§ **WORK TO BE COMPLETED**:
Each line of the listing that includes the string "Divisadero" needs to be located and copied.
*** Opening of RAW DATA ***
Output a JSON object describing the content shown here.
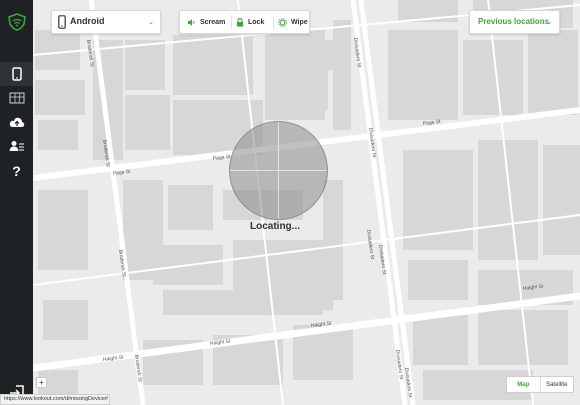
{
  "device_selector": {
    "device_name": "Android"
  },
  "actions": {
    "scream": "Scream",
    "lock": "Lock",
    "wipe": "Wipe"
  },
  "previous_locations": {
    "label": "Previous locations"
  },
  "status": {
    "locating": "Locating..."
  },
  "map_controls": {
    "zoom_in": "+",
    "map": "Map",
    "satellite": "Satellite"
  },
  "status_bar": {
    "url": "https://www.lookout.com/d/missingDevice#"
  },
  "streets": {
    "page_st_left": "Page St",
    "page_st_center": "Page St",
    "page_st_right": "Page St",
    "haight_st_left": "Haight St",
    "haight_st_mid": "Haight St",
    "haight_st_center": "Haight St",
    "haight_st_right": "Haight St",
    "broderick_top": "Broderick St",
    "broderick_mid": "Broderick St",
    "broderick_low": "Broderick St",
    "broderick_bottom": "Broderick St",
    "divisadero_top": "Divisadero St",
    "divisadero_upper": "Divisadero St",
    "divisadero_mid": "Divisadero St",
    "divisadero_low": "Divisadero St",
    "divisadero_bottom": "Divisadero St",
    "divisadero_right": "Divisadero St"
  },
  "colors": {
    "accent_green": "#3aaa35",
    "sidebar": "#1f2224",
    "map_bg": "#ebebeb",
    "block": "#d7d7d7"
  },
  "icons": {
    "logo": "lookout-shield-icon",
    "phone": "phone-icon",
    "map": "map-icon",
    "backup": "cloud-upload-icon",
    "contacts": "person-list-icon",
    "help": "question-icon",
    "exit": "sign-out-icon"
  }
}
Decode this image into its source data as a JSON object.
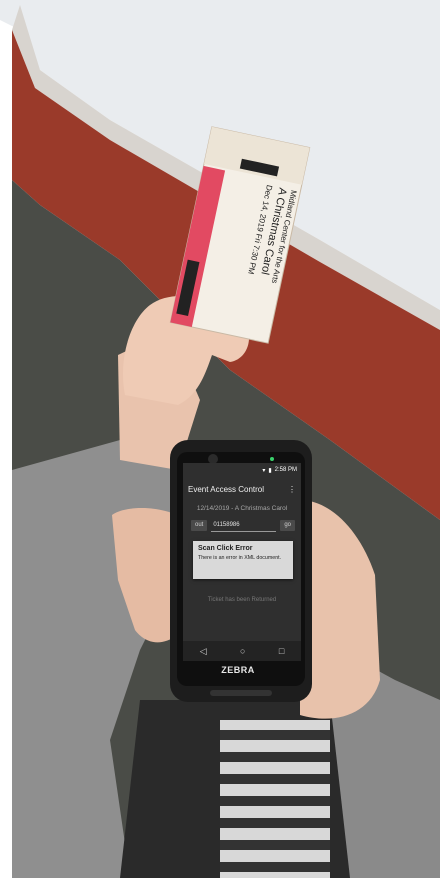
{
  "phone": {
    "status_time": "2:58 PM",
    "app_title": "Event Access Control",
    "event_line": "12/14/2019 - A Christmas Carol",
    "mode_label": "out",
    "ticket_value": "01158986",
    "go_label": "go",
    "result_text": "Ticket has been Returned",
    "brand": "ZEBRA",
    "nav": {
      "back": "◁",
      "home": "○",
      "recent": "□"
    },
    "menu_icon": "⋮"
  },
  "dialog": {
    "title": "Scan Click Error",
    "message": "There is an error in XML document."
  },
  "ticket": {
    "line1": "Midland Center for the Arts",
    "line2": "A Christmas Carol",
    "line3": "Dec 14, 2019 Fri 7:30 PM"
  },
  "colors": {
    "wall": "#e9ecef",
    "carpet": "#4a4c47",
    "red_wall": "#9a3a2a",
    "skin": "#e9c3ad",
    "sleeve": "#8f8f8f",
    "phone_body": "#1d1d1d"
  }
}
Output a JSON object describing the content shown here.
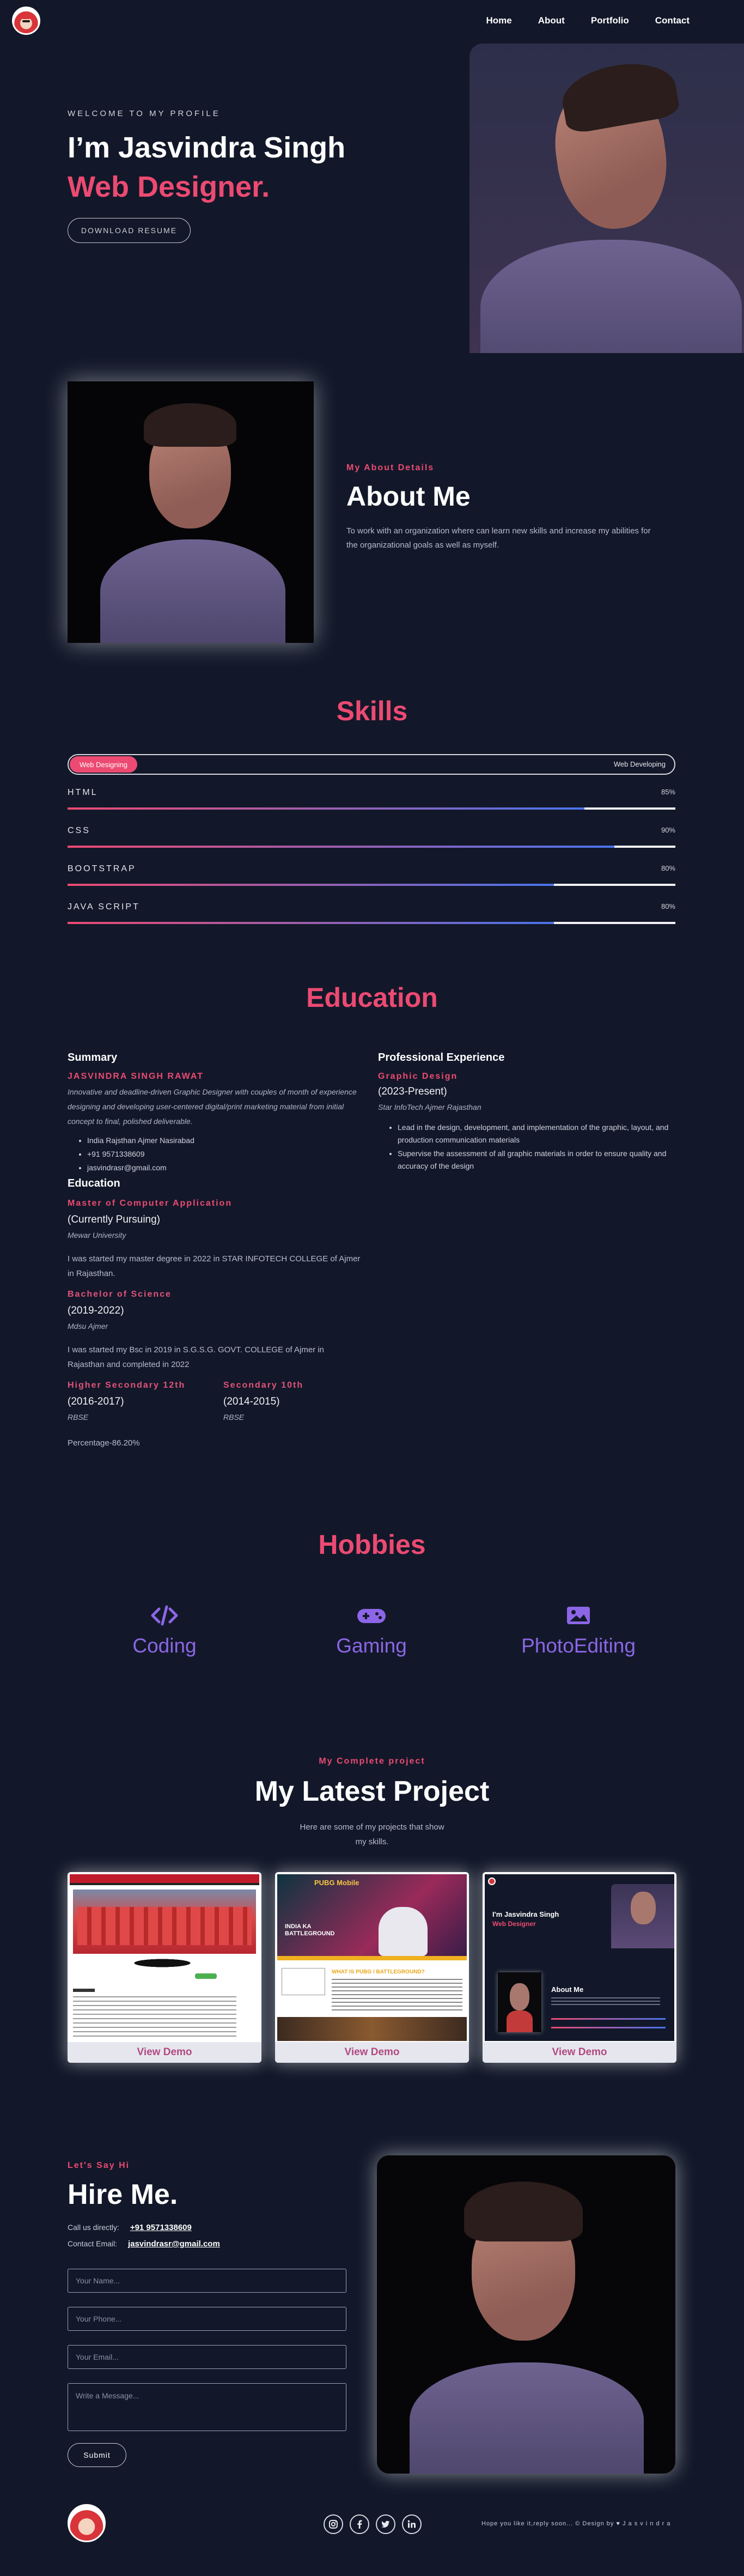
{
  "nav": {
    "items": [
      "Home",
      "About",
      "Portfolio",
      "Contact"
    ]
  },
  "hero": {
    "welcome": "WELCOME TO MY PROFILE",
    "name": "I’m Jasvindra Singh",
    "role": "Web Designer.",
    "button": "DOWNLOAD RESUME"
  },
  "about": {
    "kicker": "My About Details",
    "title": "About Me",
    "text": "To work with an organization where can learn new skills and increase my abilities for the organizational goals as well as myself."
  },
  "skills": {
    "title": "Skills",
    "tab_active": "Web Designing",
    "tab_inactive": "Web Developing",
    "items": [
      {
        "name": "HTML",
        "percent_label": "85%",
        "level": 0.85
      },
      {
        "name": "CSS",
        "percent_label": "90%",
        "level": 0.9
      },
      {
        "name": "BOOTSTRAP",
        "percent_label": "80%",
        "level": 0.8
      },
      {
        "name": "JAVA SCRIPT",
        "percent_label": "80%",
        "level": 0.8
      }
    ]
  },
  "education": {
    "title": "Education",
    "summary_heading": "Summary",
    "summary_name": "JASVINDRA SINGH RAWAT",
    "summary_text": "Innovative and deadline-driven Graphic Designer with couples of month of experience designing and developing user-centered digital/print marketing material from initial concept to final, polished deliverable.",
    "contacts": [
      "India Rajsthan Ajmer Nasirabad",
      "+91 9571338609",
      "jasvindrasr@gmail.com"
    ],
    "edu_heading": "Education",
    "mca_title": "Master of Computer Application",
    "mca_period": "(Currently Pursuing)",
    "mca_place": "Mewar University",
    "mca_text": "I was started my master degree in 2022 in STAR INFOTECH COLLEGE of Ajmer in Rajasthan.",
    "bsc_title": "Bachelor of Science",
    "bsc_period": "(2019-2022)",
    "bsc_place": "Mdsu Ajmer",
    "bsc_text": "I was started my Bsc in 2019 in S.G.S.G. GOVT. COLLEGE of Ajmer in Rajasthan and completed in 2022",
    "hs_title": "Higher Secondary 12th",
    "hs_period": "(2016-2017)",
    "hs_board": "RBSE",
    "sec_title": "Secondary 10th",
    "sec_period": "(2014-2015)",
    "sec_board": "RBSE",
    "percentage": "Percentage-86.20%",
    "prof_heading": "Professional Experience",
    "prof_role": "Graphic Design",
    "prof_period": "(2023-Present)",
    "prof_place": "Star InfoTech Ajmer Rajasthan",
    "prof_bullets": [
      "Lead in the design, development, and implementation of the graphic, layout, and production communication materials",
      "Supervise the assessment of all graphic materials in order to ensure quality and accuracy of the design"
    ]
  },
  "hobbies": {
    "title": "Hobbies",
    "items": [
      {
        "label": "Coding",
        "icon": "code-icon"
      },
      {
        "label": "Gaming",
        "icon": "gamepad-icon"
      },
      {
        "label": "PhotoEditing",
        "icon": "image-icon"
      }
    ]
  },
  "projects": {
    "kicker": "My Complete project",
    "title": "My Latest Project",
    "subtitle_line1": "Here are some of my projects that show",
    "subtitle_line2": "my skills.",
    "demo_label": "View Demo",
    "thumb_texts": {
      "pubg_logo": "PUBG Mobile",
      "pubg_heading": "INDIA KA BATTLEGROUND",
      "pubg_banner": "WHAT IS PUBG / BATTLEGROUND?",
      "portfolio_name": "I'm Jasvindra Singh",
      "portfolio_role": "Web Designer",
      "portfolio_about": "About Me"
    }
  },
  "hire": {
    "kicker": "Let's Say Hi",
    "title": "Hire Me.",
    "call_label": "Call us directly:",
    "call_value": "+91 9571338609",
    "email_label": "Contact Email:",
    "email_value": "jasvindrasr@gmail.com",
    "placeholders": {
      "name": "Your Name...",
      "phone": "Your Phone...",
      "email": "Your Email...",
      "message": "Write a Message..."
    },
    "submit": "Submit"
  },
  "footer": {
    "note": "Hope you like it,reply soon... © Design by ♥ J a s v i n d r a"
  },
  "colors": {
    "background": "#121829",
    "accent": "#ec4a72",
    "accent_blue": "#4a74ec",
    "hobby_purple": "#8c66e6"
  }
}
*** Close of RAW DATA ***
§ **YOUR RESPONSE**:
    "divisadero_top": "Divisadero St",
    "divisadero_upper": "Divisadero St",
    "divisadero_mid": "Divisadero St",
    "divisadero_low": "Divisadero St",
    "divisadero_bottom": "Divisadero St",
    "divisadero_right": "Divisadero St"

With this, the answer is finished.